The sound plays again – the distorted R2D2-ish sound. Next, she plays the actual sentence which was distorted to make it sound like gibberish. The real sentence (which I won’t reveal in the text because it would ruin it for you if you read this first) is totally clear. Now, when she plays the gibberish again, somehow you are easily able to understand it!

It’s right here and you can experience it for yourself by listening (and participating) in the 50-second clip. It is a sound you literally “cannot un-hear”.

However, I had forgotten the real sentence after a couple of days, so the clip seemed to me like what it would to a fresh test subject when I listened to it again after a week. That means technically, you are able to un-hear it.

As this article from the Atlantic – where I first read about it – puts it. It is a lot like this visual experiment.

Did you happen to notice the following image that made fun of the FIFA Worldcup 2014’s logo? I’ve attached it below, if you haven’t seen it.

The image makes the logo look like a facepalm. Before this, you must have never thought of the logo to be a facepalm. But, after you see this, every time you see the actual logo, you’ll see a facepalm.

It’s amazing what the brain can do. world cup 2014 facepalm meme

Taste Areas on the Tongue is a Lie

By Anupum Pant


At some point in your school education, each one of your science books has shown you the ‘tongue map’ [Image]. There are solid demarcated boundaries shown in that diagram. The boundaries shown enclose areas on your tongue which exclusively specialize in tasting specific kinds of tastes. According to it:

  • The back of your tongue is responsible for the bitter taste.
  • Sides are responsible for sour and salty tastes.
  • And the tip is for tasting sweet stuff.

What it is really?

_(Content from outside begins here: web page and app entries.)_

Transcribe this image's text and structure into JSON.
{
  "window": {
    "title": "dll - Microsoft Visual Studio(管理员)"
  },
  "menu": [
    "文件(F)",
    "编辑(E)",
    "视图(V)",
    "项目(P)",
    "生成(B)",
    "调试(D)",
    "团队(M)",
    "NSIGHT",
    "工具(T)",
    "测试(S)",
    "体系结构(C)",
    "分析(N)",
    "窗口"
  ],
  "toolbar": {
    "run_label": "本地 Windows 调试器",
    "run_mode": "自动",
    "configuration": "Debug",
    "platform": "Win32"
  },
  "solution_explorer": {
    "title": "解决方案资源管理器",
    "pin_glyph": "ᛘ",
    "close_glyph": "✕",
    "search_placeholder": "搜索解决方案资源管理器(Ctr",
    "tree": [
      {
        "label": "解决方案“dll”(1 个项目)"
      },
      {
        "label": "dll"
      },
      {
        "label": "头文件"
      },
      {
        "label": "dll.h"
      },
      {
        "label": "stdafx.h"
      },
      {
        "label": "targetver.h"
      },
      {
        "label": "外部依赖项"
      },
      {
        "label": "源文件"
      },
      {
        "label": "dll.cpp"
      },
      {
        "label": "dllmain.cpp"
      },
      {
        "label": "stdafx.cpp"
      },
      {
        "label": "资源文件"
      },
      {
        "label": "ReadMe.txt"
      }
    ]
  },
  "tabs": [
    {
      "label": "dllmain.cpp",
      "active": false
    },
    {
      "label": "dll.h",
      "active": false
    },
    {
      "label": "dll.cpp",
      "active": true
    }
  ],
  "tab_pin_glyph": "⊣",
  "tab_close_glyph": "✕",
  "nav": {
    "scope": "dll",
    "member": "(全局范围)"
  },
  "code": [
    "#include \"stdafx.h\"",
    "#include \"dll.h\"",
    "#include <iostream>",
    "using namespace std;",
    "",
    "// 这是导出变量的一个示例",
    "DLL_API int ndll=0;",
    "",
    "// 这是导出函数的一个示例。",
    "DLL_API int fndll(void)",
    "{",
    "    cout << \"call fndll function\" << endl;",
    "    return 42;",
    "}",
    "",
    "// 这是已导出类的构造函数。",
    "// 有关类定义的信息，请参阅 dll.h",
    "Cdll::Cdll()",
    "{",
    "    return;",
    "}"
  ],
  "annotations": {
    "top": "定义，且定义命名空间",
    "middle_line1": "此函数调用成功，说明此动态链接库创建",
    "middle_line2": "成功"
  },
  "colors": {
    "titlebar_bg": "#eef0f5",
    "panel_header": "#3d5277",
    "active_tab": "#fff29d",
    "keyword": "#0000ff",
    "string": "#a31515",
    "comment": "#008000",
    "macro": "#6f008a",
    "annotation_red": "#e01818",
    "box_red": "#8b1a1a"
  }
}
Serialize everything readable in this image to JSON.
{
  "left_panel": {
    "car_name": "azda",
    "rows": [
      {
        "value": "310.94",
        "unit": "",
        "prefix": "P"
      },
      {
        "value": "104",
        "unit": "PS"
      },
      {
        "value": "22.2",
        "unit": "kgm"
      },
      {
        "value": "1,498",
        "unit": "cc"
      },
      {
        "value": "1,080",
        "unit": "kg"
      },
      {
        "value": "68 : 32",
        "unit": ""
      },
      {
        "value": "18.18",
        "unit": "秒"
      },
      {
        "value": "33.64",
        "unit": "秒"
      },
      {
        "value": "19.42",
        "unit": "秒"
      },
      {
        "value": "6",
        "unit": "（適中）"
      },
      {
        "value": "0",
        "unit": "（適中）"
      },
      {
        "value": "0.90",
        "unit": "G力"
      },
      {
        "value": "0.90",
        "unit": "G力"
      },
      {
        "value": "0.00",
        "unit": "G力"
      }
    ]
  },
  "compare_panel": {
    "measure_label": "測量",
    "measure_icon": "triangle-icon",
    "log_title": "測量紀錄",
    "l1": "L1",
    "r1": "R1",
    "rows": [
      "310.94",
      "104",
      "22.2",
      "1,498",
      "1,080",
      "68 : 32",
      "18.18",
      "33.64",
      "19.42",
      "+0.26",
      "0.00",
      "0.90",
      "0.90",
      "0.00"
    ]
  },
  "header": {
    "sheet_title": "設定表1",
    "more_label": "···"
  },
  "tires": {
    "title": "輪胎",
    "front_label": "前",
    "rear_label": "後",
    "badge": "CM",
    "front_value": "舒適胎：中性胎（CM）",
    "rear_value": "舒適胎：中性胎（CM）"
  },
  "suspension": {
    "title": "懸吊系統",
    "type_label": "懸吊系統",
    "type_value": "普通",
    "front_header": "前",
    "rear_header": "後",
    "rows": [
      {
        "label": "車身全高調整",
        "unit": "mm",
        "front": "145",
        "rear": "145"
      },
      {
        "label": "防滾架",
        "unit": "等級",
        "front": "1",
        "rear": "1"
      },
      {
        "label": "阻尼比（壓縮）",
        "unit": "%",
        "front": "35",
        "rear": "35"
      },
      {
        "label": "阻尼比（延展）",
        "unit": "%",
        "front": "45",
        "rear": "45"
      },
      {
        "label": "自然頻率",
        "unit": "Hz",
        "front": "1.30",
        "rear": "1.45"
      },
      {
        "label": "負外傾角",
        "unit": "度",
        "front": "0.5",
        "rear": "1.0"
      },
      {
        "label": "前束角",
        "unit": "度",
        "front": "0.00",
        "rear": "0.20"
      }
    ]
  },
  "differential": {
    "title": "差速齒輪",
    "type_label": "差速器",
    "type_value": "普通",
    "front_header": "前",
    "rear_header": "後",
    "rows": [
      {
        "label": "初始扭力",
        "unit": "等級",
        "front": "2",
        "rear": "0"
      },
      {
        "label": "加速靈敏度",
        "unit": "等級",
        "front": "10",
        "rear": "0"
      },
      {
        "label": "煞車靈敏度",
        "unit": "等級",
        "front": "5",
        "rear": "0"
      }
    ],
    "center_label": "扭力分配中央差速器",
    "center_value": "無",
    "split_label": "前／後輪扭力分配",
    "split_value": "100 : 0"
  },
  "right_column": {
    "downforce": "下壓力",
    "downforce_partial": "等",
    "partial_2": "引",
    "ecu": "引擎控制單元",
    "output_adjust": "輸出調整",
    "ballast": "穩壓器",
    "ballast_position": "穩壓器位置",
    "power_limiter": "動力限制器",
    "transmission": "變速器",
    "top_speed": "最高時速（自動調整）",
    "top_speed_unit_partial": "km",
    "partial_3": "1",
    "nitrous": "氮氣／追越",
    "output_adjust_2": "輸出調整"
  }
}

Unfortunately, it may be hard to digest the fact that taste areas don’t work that way. Although some parts are slightly more sensitive to specific tastes, mostly, all parts of your tongue can taste all the four (or five, or six) tastes almost equally. There are no taste area demarcations. Please don’t unsubscribe me for debunking something that you’ve believed in all these years.

Agreed it isn’t completely BS, you can call it an oversimplification of something. But one thing is for sure – It shouldn’t be shown on science books. The worst part – We have known this fact for more than 30 years and we still continue to propagate the misconception in school textbooks.

Where did this start?

It started a century back when a German scientist D.P. Hainig did a study which relied on subjective whims of his subjects. In five words, it was not very scientific. They were asked to report which parts of their tongues tasted which flavor. And THERE! He had a result – The tongue map.

Test at home

All said, I tried this at home. Since the ‘sweet buds’ are said to be located on and near the tip of the tongue, I found that it would be easy to isolate these buds by sticking out my tongue (and looking dumb by doing that. Fortunately, I did it in a closed room). Now, I placed a few sugar crystals in the middle part of the tongue. I made sure that it never touched my tip. The sugar did not taste sweet at all. And as soon as I retracted my tongue, the sweet taste was felt. Confusing!

However, salt tasted salty at the tip of the tongue. According to the map, it isn’t supposed to.

Well, that test wasn’t really scientific. It was exactly what the German scientist D.P. Hanig did to come out with the tongue map. It was busted in the year 1974 by a scientist named Virginia Collings.